The photographs and drawings, mostly unpublished, made by the Italian architect back from the Russian front in 1941.
In June 1941, Enrico Peressutti was called to arms and sent to the Russian front as an interpreter from Romanian (a nation at the time an ally of the Axis powers). He stayed there until November 1942, when he fell ill with typhus and was repatriated, thus saving him from the terrible 'Russian retreat'. The IUAV Archivio Progetti contains photos and drawings from that trip, dating to the period August-November 1941. Except for a few images published in the Almanacco Bompiani 1942, the photos are previously unpublished and represent an exceptional document of that historical moment, and not only in terms of their artistic value.
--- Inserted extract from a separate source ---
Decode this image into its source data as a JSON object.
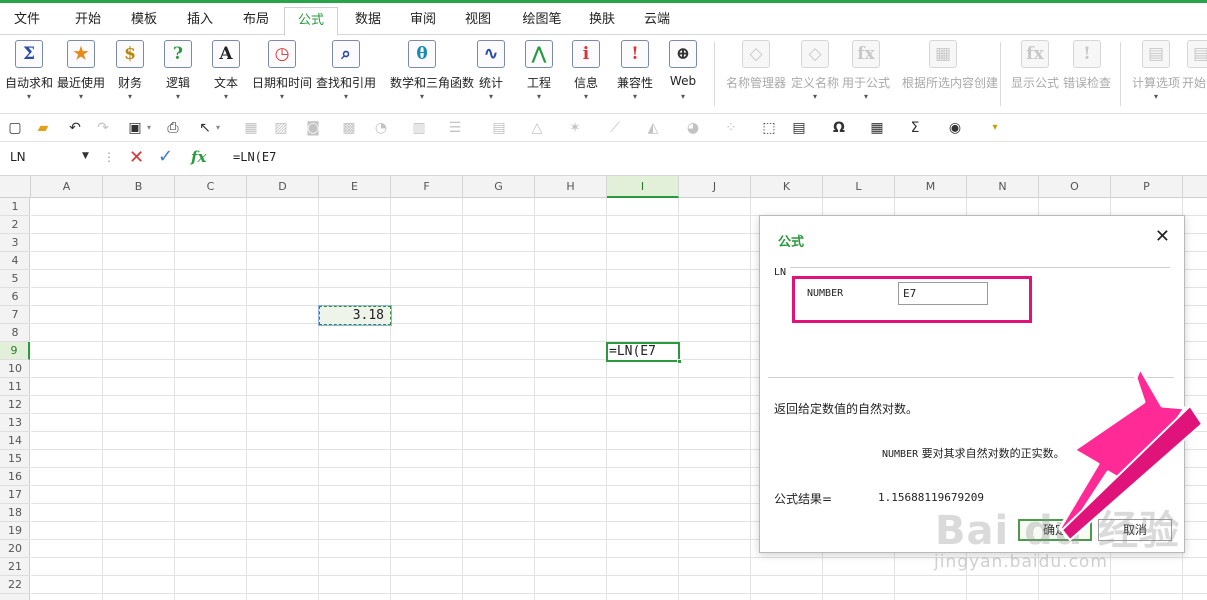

His is above all a journey in time through Eastern Europe (Hungary, Romania and Ukraine), while the route to the front is suspended in an often dramatic atmosphere, and his gaze focuses on the local populations, the Italian army and everyday life in wartime. The volume also includes a selection of drawings of domestic interiors, more akin to his own interests as an architect, with great attention paid to construction details.
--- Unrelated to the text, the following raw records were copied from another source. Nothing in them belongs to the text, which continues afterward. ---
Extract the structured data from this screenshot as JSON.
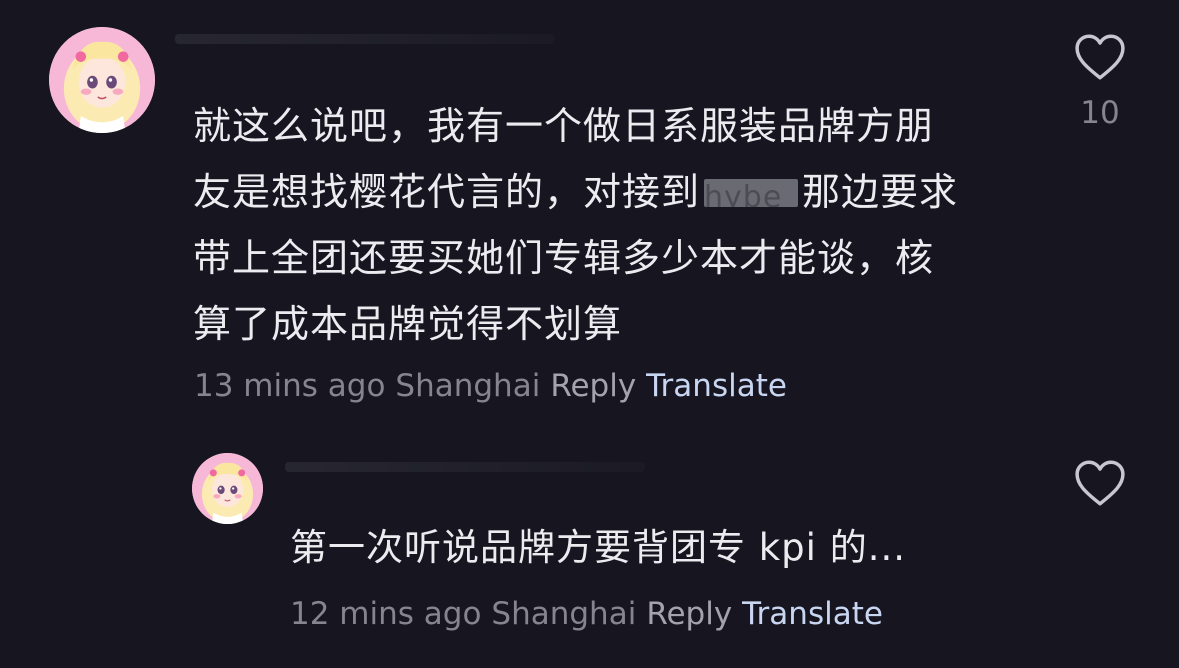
{
  "comments": [
    {
      "lines": [
        "就这么说吧，我有一个做日系服装品牌方朋",
        "友是想找樱花代言的，对接到",
        "那边要求",
        "带上全团还要买她们专辑多少本才能谈，核",
        "算了成本品牌觉得不划算"
      ],
      "redacted_word": "hybe",
      "time": "13 mins ago",
      "location": "Shanghai",
      "reply_label": "Reply",
      "translate_label": "Translate",
      "like_count": "10",
      "like_icon": "heart-outline-icon",
      "avatar_icon": "anime-girl-avatar"
    },
    {
      "text": "第一次听说品牌方要背团专 kpi 的...",
      "time": "12 mins ago",
      "location": "Shanghai",
      "reply_label": "Reply",
      "translate_label": "Translate",
      "like_icon": "heart-outline-icon",
      "avatar_icon": "anime-girl-avatar"
    }
  ],
  "colors": {
    "background": "#161520",
    "text": "#ececf0",
    "meta": "#85848f",
    "translate": "#c9d6f2"
  }
}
Enrico Peressutti (1908-1976) was an Italian architect. He
grew up between Italy and Romania. In 1932, after graduating from Milan Polytechnic, he joined forces with fellow students Gian Luigi Banfi, Lodovico Barbiano di Belgiojoso et Ernesto Nathan Rogers to form BBPR: an architectural firm already in contact with exponents of the Modern Movement in the 1930s. During WWII, Peressutti served on the Russian front before joining the Resistance like his comrades. Banfi and Belgiojoso were sent to concentration camps in Austria, while Rogers, of Jewish descent, took refuge in Switzerland. Banfi did not return from the camp, although his comrades kept his name in the studio's acronym. Peressutti combined his professional activity with various teaching experiences in Italy and abroad. The volume Enrico Peressutti, Fotografie mediterranee, edited by Serena Maffioletti (Il Poligrafo, 2010), is dedicated to his activity as a photographer.